Homeopathy is a form of alternative health that originated in the mid 1800s. It has slowly grown in popularity, on the basis of some health breakthroughs, and an increasing trend of seeking natural forms of medicine. Doctors Health Press has a newsletter devoted to it. Homeopathy is the recipient of commons myths and assumptions that are simply untrue. Here we look at them, and dispel them.
Myth #1: “There is no proof that homeopathy works.”
Homeopathy is based on logic and experimental data and has been studied for a variety of conditions. This often takes place in India and other countries and the results are seldom reported here. How the remedies might work is still up for debate. That they work in some way has been proven in experimental studies. If you ask homeopaths, the proof that their medicines work is in what their patients tell them.
Myth #2: “Homeopathic remedies are just placebo — sugar pills.”
Yes, remedies are made with very diluted amounts of the original plant, animal or mineral.

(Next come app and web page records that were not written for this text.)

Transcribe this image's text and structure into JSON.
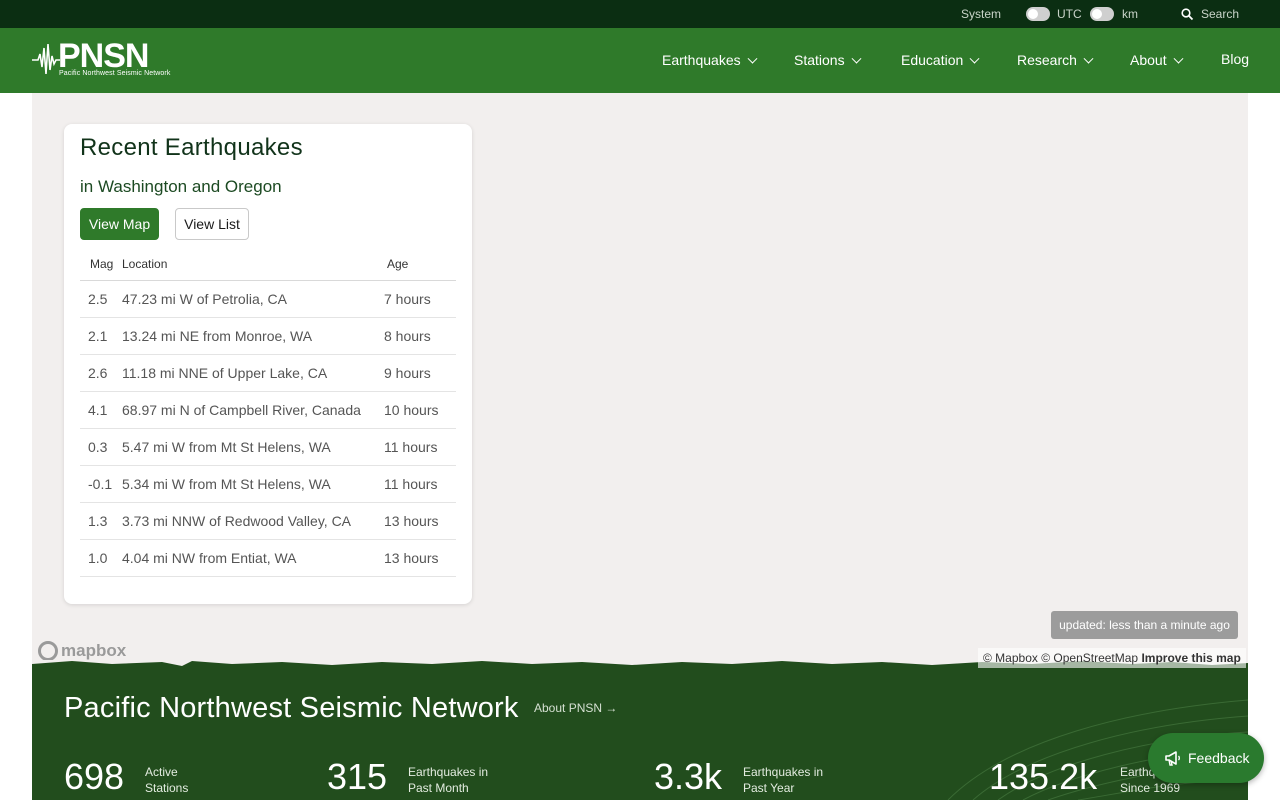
{
  "utility_bar": {
    "theme_label": "System",
    "utc_label": "UTC",
    "km_label": "km",
    "search_label": "Search"
  },
  "nav": {
    "logo_text": "PNSN",
    "logo_subtext": "Pacific Northwest Seismic Network",
    "items": [
      {
        "label": "Earthquakes",
        "icon": "chevron-down-icon"
      },
      {
        "label": "Stations",
        "icon": "chevron-down-icon"
      },
      {
        "label": "Education",
        "icon": "chevron-down-icon"
      },
      {
        "label": "Research",
        "icon": "chevron-down-icon"
      },
      {
        "label": "About",
        "icon": "chevron-down-icon"
      }
    ],
    "blog_label": "Blog"
  },
  "recent": {
    "title": "Recent Earthquakes",
    "subtitle": "in Washington and Oregon",
    "view_map_label": "View Map",
    "view_list_label": "View List",
    "columns": {
      "mag": "Mag",
      "location": "Location",
      "age": "Age"
    },
    "rows": [
      {
        "mag": "2.5",
        "location": "47.23 mi W of Petrolia, CA",
        "age": "7 hours"
      },
      {
        "mag": "2.1",
        "location": "13.24 mi NE from Monroe, WA",
        "age": "8 hours"
      },
      {
        "mag": "2.6",
        "location": "11.18 mi NNE of Upper Lake, CA",
        "age": "9 hours"
      },
      {
        "mag": "4.1",
        "location": "68.97 mi N of Campbell River, Canada",
        "age": "10 hours"
      },
      {
        "mag": "0.3",
        "location": "5.47 mi W from Mt St Helens, WA",
        "age": "11 hours"
      },
      {
        "mag": "-0.1",
        "location": "5.34 mi W from Mt St Helens, WA",
        "age": "11 hours"
      },
      {
        "mag": "1.3",
        "location": "3.73 mi NNW of Redwood Valley, CA",
        "age": "13 hours"
      },
      {
        "mag": "1.0",
        "location": "4.04 mi NW from Entiat, WA",
        "age": "13 hours"
      }
    ]
  },
  "map": {
    "updated_text": "updated: less than a minute ago",
    "mapbox_logo": "mapbox",
    "attribution_mapbox": "© Mapbox",
    "attribution_osm": "© OpenStreetMap",
    "improve_label": "Improve this map"
  },
  "footer": {
    "title": "Pacific Northwest Seismic Network",
    "about_link": "About PNSN →",
    "stats": [
      {
        "value": "698",
        "label_line1": "Active",
        "label_line2": "Stations"
      },
      {
        "value": "315",
        "label_line1": "Earthquakes in",
        "label_line2": "Past Month"
      },
      {
        "value": "3.3k",
        "label_line1": "Earthquakes in",
        "label_line2": "Past Year"
      },
      {
        "value": "135.2k",
        "label_line1": "Earthq",
        "label_line2": "Since 1969"
      }
    ]
  },
  "feedback_label": "Feedback",
  "colors": {
    "nav_green": "#2f7a2a",
    "utility_bar": "#0b2e12",
    "footer_band": "#224d1d",
    "map_background": "#f2efee"
  }
}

For that reason, many people falsely assume the pills are really just placebo and contain no medicine. But the structure of these remedies is different from water or sugar and they have certain actions in the body. “Placebo” means people think the medicine is working when in reality it’s doing nothing.Â But homeopathy has been found to work in a wide range of conditions — and it works on babies and animals, who cannot possibly be affected by placebo.
Myth #3: “Homeopathy is a miracle cure for almost anything.”
It isn’t a cure-all. Like any medicine, homeopathy is limited. Some people won’t react. Some conditions are not treatable. While it can help with symptoms, homeopathy cannot cure many diseases and situations where an organ or system is compromised.
Myth #4: “Homeopathy is slow in working.”
Nope. In fact, homeopathy works fast when treating acute problems. In fact, if a remedy shows no sign of working by the third or fourth day, you are supposed to try another one. It will certainly take longer when used for chronic (longer term) conditions, but no longer than most drugs.
Myth #5: “It’s only good for chronic problems.”
Homeopathy is good for chronic issues, but that’s hardly all. It’s actually better for acute symptoms happening right now. The myth stems from the fact that people tend to visit the homeopath only after their illness has progressed and become chronic. What if they had tried homeopathy at the outset?
Myth #6: “Homeopaths are not trained doctors.”
They have formal training in medicine, albeit not in conventional medicine. Homeopathic colleges all over the world train new practitioners. When you see a homeopath, ask for his/her accreditations.
Myth #7: “Homeopathy is just a type of herbal medicine.”
This is wrong for a few reasons. Homeopathy uses not only herbs but animals and minerals, too. For an animal example, take Apis, which is honeybee. But it’s also theoretically different than herbal medicine, which uses the
active ingredients in herbs to treat health problems. But homeopathy is based on far different principals and acts in different ways. Plus, they are generally tried one remedy at a time, whereas herbal medicine often uses many plants at once.
Myth #8: “Strong scents and flavors work against the remedies.”
Many people think that substances with strong flavors — such as coffee, alcohol, mint, onions and garlic — physically counteract a remedy. It is true that homeopaths have wanted patients to avoid these things, but it was mostly to see if a remedy worked without any potential interference. None of them would actually work against a remedy. (You are, though, meant to take a remedy at least 15 minutes outside of any meal.)
Myth #9: “Your symptoms get worse before they improve.”
Many people believe that there are negative reactions right when you first start a treatment. But this is far from definite. Some people are very sensitive to a remedy and it happens. Some people take a remedy in too high a dilution. They donât always get worse! If in doubt, always go for the lower dose.